Content starts
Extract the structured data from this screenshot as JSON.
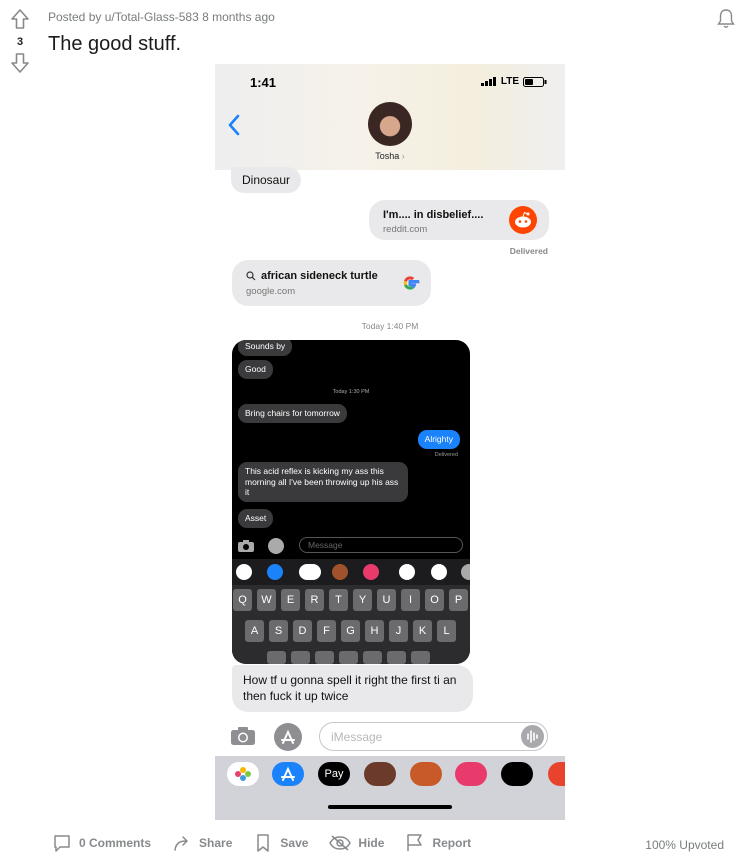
{
  "post": {
    "vote_count": "3",
    "meta": "Posted by u/Total-Glass-583 8 months ago",
    "title": "The good stuff."
  },
  "screenshot": {
    "status_time": "1:41",
    "network": "LTE",
    "contact_name": "Tosha",
    "messages": {
      "dinosaur": "Dinosaur",
      "reddit_link_title": "I'm.... in disbelief....",
      "reddit_link_domain": "reddit.com",
      "delivered": "Delivered",
      "google_link_title": "african sideneck turtle",
      "google_link_domain": "google.com",
      "timestamp": "Today 1:40 PM",
      "last_message": "How tf u gonna spell it right the first ti an then fuck it up twice"
    },
    "inner_screenshot": {
      "sounds_by": "Sounds by",
      "good": "Good",
      "timestamp": "Today 1:30 PM",
      "bring_chairs": "Bring chairs for tomorrow",
      "alrighty": "Alrighty",
      "delivered": "Delivered",
      "acid_reflex": "This acid reflex is kicking my ass this morning all I've been throwing up his ass it",
      "asset": "Asset",
      "input_placeholder": "Message",
      "keyboard_row1": [
        "Q",
        "W",
        "E",
        "R",
        "T",
        "Y",
        "U",
        "I",
        "O",
        "P"
      ],
      "keyboard_row2": [
        "A",
        "S",
        "D",
        "F",
        "G",
        "H",
        "J",
        "K",
        "L"
      ]
    },
    "input_placeholder": "iMessage",
    "apple_pay_label": "Pay"
  },
  "footer": {
    "comments": "0 Comments",
    "share": "Share",
    "save": "Save",
    "hide": "Hide",
    "report": "Report",
    "upvoted": "100% Upvoted"
  },
  "colors": {
    "imessage_blue": "#1a82fb",
    "received_bubble": "#e9e9eb",
    "reddit_orange": "#ff4500",
    "footer_gray": "#878a8c"
  }
}
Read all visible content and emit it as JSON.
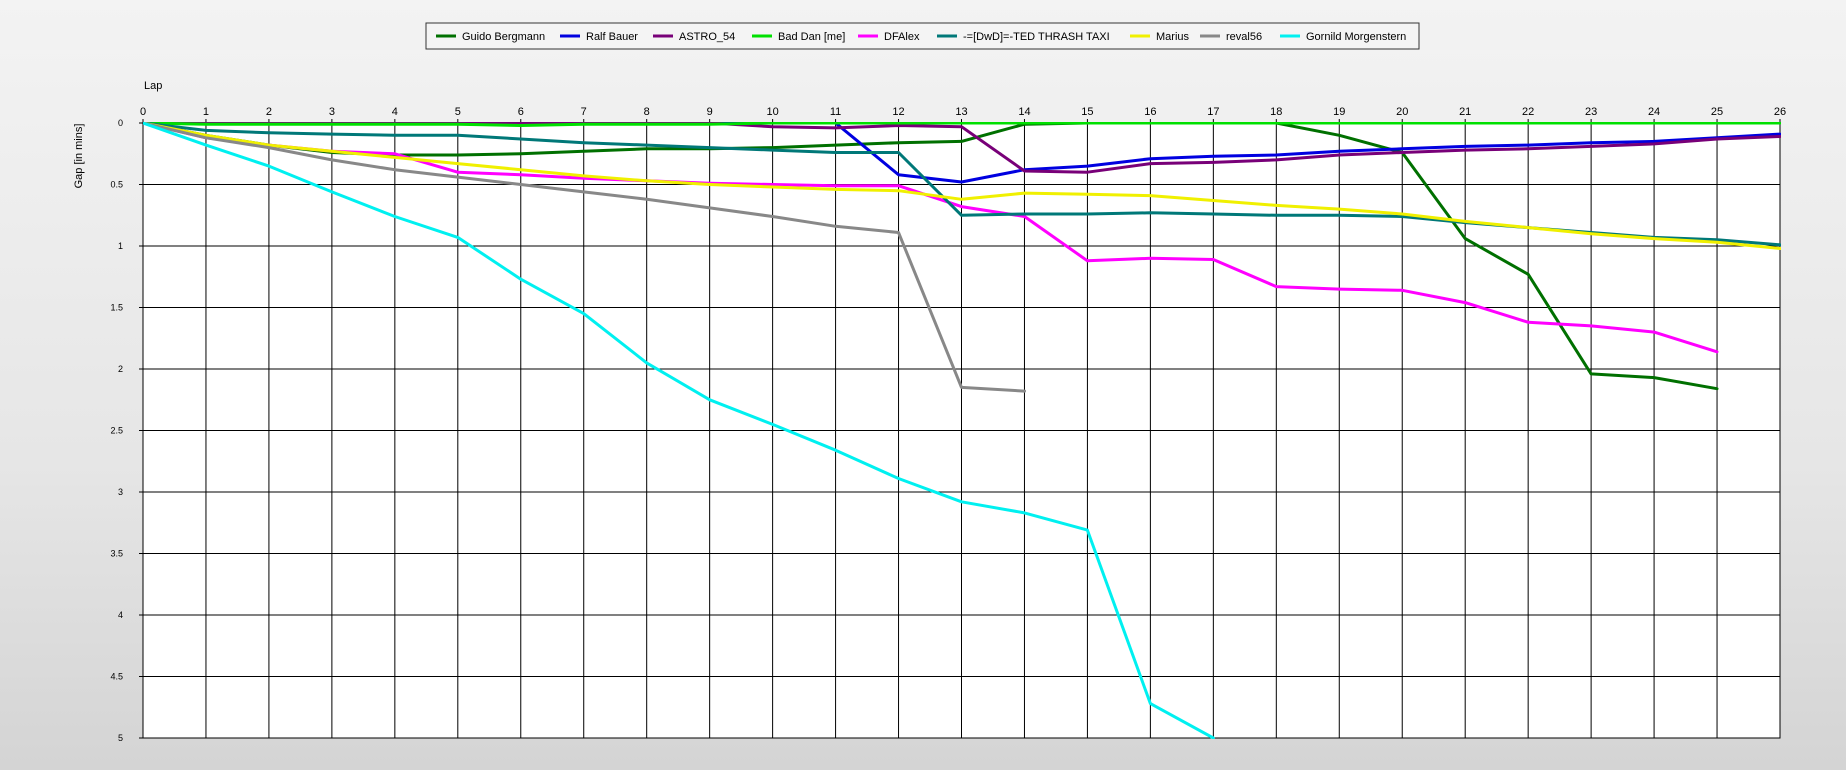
{
  "chart_data": {
    "type": "line",
    "xlabel": "Lap",
    "ylabel": "Gap [in mins]",
    "x_axis_position": "top",
    "y_axis_inverted": true,
    "xlim": [
      0,
      26
    ],
    "ylim": [
      0,
      5
    ],
    "x_ticks": [
      0,
      1,
      2,
      3,
      4,
      5,
      6,
      7,
      8,
      9,
      10,
      11,
      12,
      13,
      14,
      15,
      16,
      17,
      18,
      19,
      20,
      21,
      22,
      23,
      24,
      25,
      26
    ],
    "y_ticks": [
      0,
      0.5,
      1,
      1.5,
      2,
      2.5,
      3,
      3.5,
      4,
      4.5,
      5
    ],
    "y_tick_labels": [
      "0",
      "0.5",
      "1",
      "1.5",
      "2",
      "2.5",
      "3",
      "3.5",
      "4",
      "4.5",
      "5"
    ],
    "grid": true,
    "legend_position": "top-center",
    "plot_background": "#ffffff",
    "series": [
      {
        "name": "Guido Bergmann",
        "color": "#007000",
        "x": [
          0,
          1,
          2,
          3,
          4,
          5,
          6,
          7,
          8,
          9,
          10,
          11,
          12,
          13,
          14,
          15,
          16,
          17,
          18,
          19,
          20,
          21,
          22,
          23,
          24,
          25
        ],
        "y": [
          0,
          0.1,
          0.18,
          0.24,
          0.26,
          0.26,
          0.25,
          0.23,
          0.21,
          0.21,
          0.2,
          0.18,
          0.16,
          0.15,
          0.01,
          0,
          0,
          0,
          0,
          0.1,
          0.24,
          0.94,
          1.23,
          2.04,
          2.07,
          2.16
        ]
      },
      {
        "name": "Ralf Bauer",
        "color": "#0000e0",
        "x": [
          0,
          1,
          2,
          3,
          4,
          5,
          6,
          7,
          8,
          9,
          10,
          11,
          12,
          13,
          14,
          15,
          16,
          17,
          18,
          19,
          20,
          21,
          22,
          23,
          24,
          25,
          26
        ],
        "y": [
          0,
          0,
          0,
          0,
          0,
          0,
          0,
          0,
          0,
          0,
          0,
          0,
          0.42,
          0.48,
          0.38,
          0.35,
          0.29,
          0.27,
          0.26,
          0.23,
          0.21,
          0.19,
          0.18,
          0.16,
          0.15,
          0.12,
          0.09
        ]
      },
      {
        "name": "ASTRO_54",
        "color": "#780078",
        "x": [
          0,
          1,
          2,
          3,
          4,
          5,
          6,
          7,
          8,
          9,
          10,
          11,
          12,
          13,
          14,
          15,
          16,
          17,
          18,
          19,
          20,
          21,
          22,
          23,
          24,
          25,
          26
        ],
        "y": [
          0,
          0,
          0,
          0,
          0,
          0,
          0,
          0,
          0,
          0,
          0.03,
          0.04,
          0.02,
          0.03,
          0.39,
          0.4,
          0.33,
          0.32,
          0.3,
          0.26,
          0.24,
          0.22,
          0.21,
          0.19,
          0.17,
          0.13,
          0.11
        ]
      },
      {
        "name": "Bad Dan [me]",
        "color": "#00e000",
        "x": [
          0,
          1,
          2,
          3,
          4,
          5,
          6,
          7,
          8,
          9,
          10,
          11,
          12,
          13,
          14,
          15,
          16,
          17,
          18,
          19,
          20,
          21,
          22,
          23,
          24,
          25,
          26
        ],
        "y": [
          0,
          0.01,
          0.01,
          0.01,
          0.01,
          0.01,
          0.02,
          0.01,
          0.01,
          0.01,
          0,
          0,
          0,
          0,
          0,
          0,
          0,
          0,
          0,
          0,
          0,
          0,
          0,
          0,
          0,
          0,
          0
        ]
      },
      {
        "name": "DFAlex",
        "color": "#ff00ff",
        "x": [
          0,
          1,
          2,
          3,
          4,
          5,
          6,
          7,
          8,
          9,
          10,
          11,
          12,
          13,
          14,
          15,
          16,
          17,
          18,
          19,
          20,
          21,
          22,
          23,
          24,
          25
        ],
        "y": [
          0,
          0.12,
          0.18,
          0.23,
          0.25,
          0.4,
          0.42,
          0.45,
          0.47,
          0.49,
          0.5,
          0.51,
          0.51,
          0.68,
          0.76,
          1.12,
          1.1,
          1.11,
          1.33,
          1.35,
          1.36,
          1.46,
          1.62,
          1.65,
          1.7,
          1.86
        ]
      },
      {
        "name": "-=[DwD]=-TED THRASH TAXI",
        "color": "#007878",
        "x": [
          0,
          1,
          2,
          3,
          4,
          5,
          6,
          7,
          8,
          9,
          10,
          11,
          12,
          13,
          14,
          15,
          16,
          17,
          18,
          19,
          20,
          21,
          22,
          23,
          24,
          25,
          26
        ],
        "y": [
          0,
          0.06,
          0.08,
          0.09,
          0.1,
          0.1,
          0.13,
          0.16,
          0.18,
          0.2,
          0.22,
          0.24,
          0.24,
          0.75,
          0.74,
          0.74,
          0.73,
          0.74,
          0.75,
          0.75,
          0.76,
          0.81,
          0.85,
          0.89,
          0.93,
          0.95,
          0.99
        ]
      },
      {
        "name": "Marius",
        "color": "#f0f000",
        "x": [
          0,
          1,
          2,
          3,
          4,
          5,
          6,
          7,
          8,
          9,
          10,
          11,
          12,
          13,
          14,
          15,
          16,
          17,
          18,
          19,
          20,
          21,
          22,
          23,
          24,
          25,
          26
        ],
        "y": [
          0,
          0.1,
          0.18,
          0.23,
          0.28,
          0.33,
          0.38,
          0.43,
          0.47,
          0.5,
          0.52,
          0.54,
          0.55,
          0.62,
          0.57,
          0.58,
          0.59,
          0.63,
          0.67,
          0.7,
          0.74,
          0.8,
          0.85,
          0.9,
          0.94,
          0.97,
          1.02
        ]
      },
      {
        "name": "reval56",
        "color": "#888888",
        "x": [
          0,
          1,
          2,
          3,
          4,
          5,
          6,
          7,
          8,
          9,
          10,
          11,
          12,
          13,
          14
        ],
        "y": [
          0,
          0.12,
          0.2,
          0.3,
          0.38,
          0.44,
          0.5,
          0.56,
          0.62,
          0.69,
          0.76,
          0.84,
          0.89,
          2.15,
          2.18
        ]
      },
      {
        "name": "Gornild Morgenstern",
        "color": "#00f0f0",
        "x": [
          0,
          1,
          2,
          3,
          4,
          5,
          6,
          7,
          8,
          9,
          10,
          11,
          12,
          13,
          14,
          15,
          16,
          17
        ],
        "y": [
          0,
          0.18,
          0.35,
          0.56,
          0.76,
          0.93,
          1.27,
          1.55,
          1.95,
          2.25,
          2.45,
          2.66,
          2.89,
          3.08,
          3.17,
          3.31,
          4.72,
          5.0
        ]
      }
    ]
  }
}
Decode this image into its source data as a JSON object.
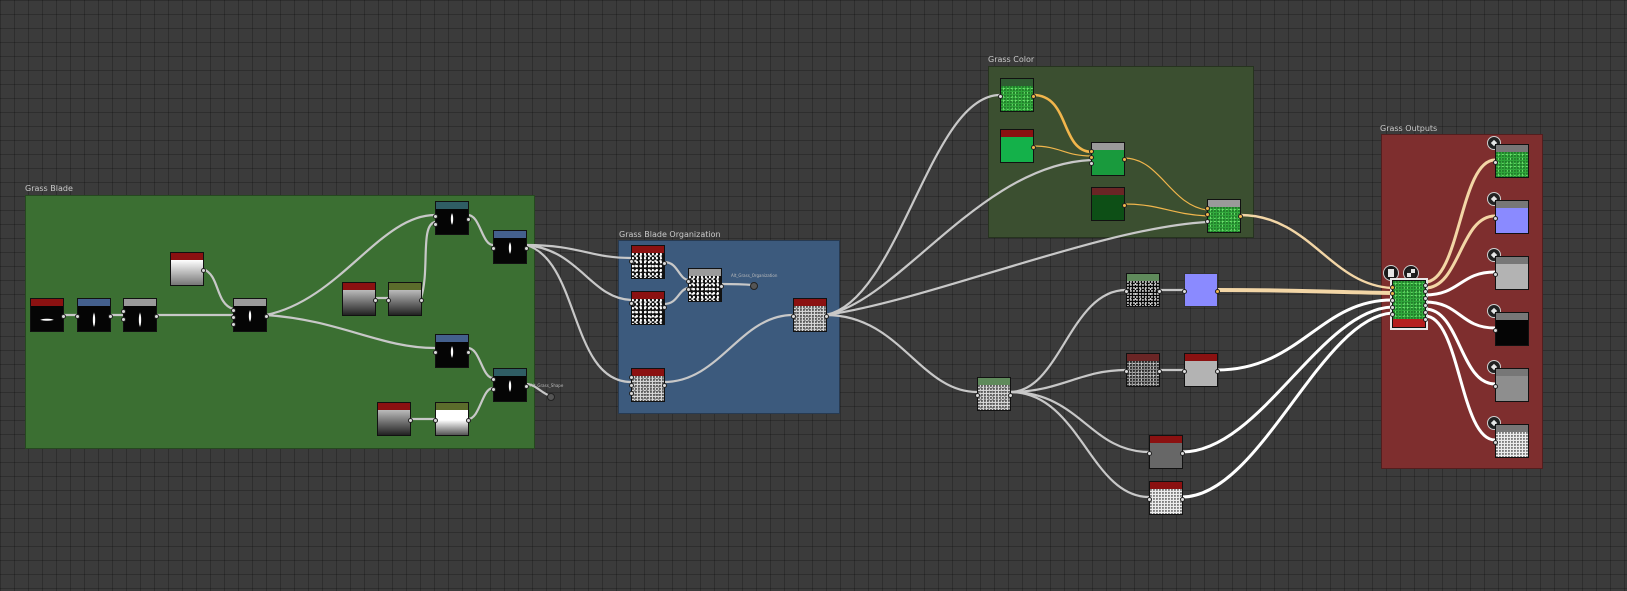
{
  "frames": {
    "grass_blade": {
      "title": "Grass Blade",
      "color": "#3b6f32"
    },
    "grass_blade_organization": {
      "title": "Grass Blade Organization",
      "color": "#3c5a7d"
    },
    "grass_color": {
      "title": "Grass Color",
      "color": "#3b4f30"
    },
    "grass_outputs": {
      "title": "Grass Outputs",
      "color": "#7e2e2e"
    }
  },
  "labels": {
    "alt_grass_shape": "Alt_Grass_Shape",
    "alt_grass_organization": "Alt_Grass_Organization"
  },
  "icons": [
    "node-thumbnail",
    "cube-icon",
    "document-icon",
    "checker-icon"
  ],
  "colors": {
    "link_default": "#c8c8c8",
    "link_color": "#f1b64c",
    "link_output": "#ffffff",
    "header_red": "#8b1111",
    "header_blue": "#44608d",
    "header_teal": "#2f5d64",
    "header_olive": "#5b6c2b",
    "header_grey": "#9a9a9a",
    "header_green_grey": "#5f8a5b"
  }
}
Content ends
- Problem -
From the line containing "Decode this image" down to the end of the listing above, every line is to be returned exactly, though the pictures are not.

- Answer to the problem -
Decode this image into its source data as a JSON object.
{
  "frames": {
    "grass_blade": {
      "title": "Grass Blade",
      "color": "#3b6f32"
    },
    "grass_blade_organization": {
      "title": "Grass Blade Organization",
      "color": "#3c5a7d"
    },
    "grass_color": {
      "title": "Grass Color",
      "color": "#3b4f30"
    },
    "grass_outputs": {
      "title": "Grass Outputs",
      "color": "#7e2e2e"
    }
  },
  "labels": {
    "alt_grass_shape": "Alt_Grass_Shape",
    "alt_grass_organization": "Alt_Grass_Organization"
  },
  "icons": [
    "node-thumbnail",
    "cube-icon",
    "document-icon",
    "checker-icon"
  ],
  "colors": {
    "link_default": "#c8c8c8",
    "link_color": "#f1b64c",
    "link_output": "#ffffff",
    "header_red": "#8b1111",
    "header_blue": "#44608d",
    "header_teal": "#2f5d64",
    "header_olive": "#5b6c2b",
    "header_grey": "#9a9a9a",
    "header_green_grey": "#5f8a5b"
  }
}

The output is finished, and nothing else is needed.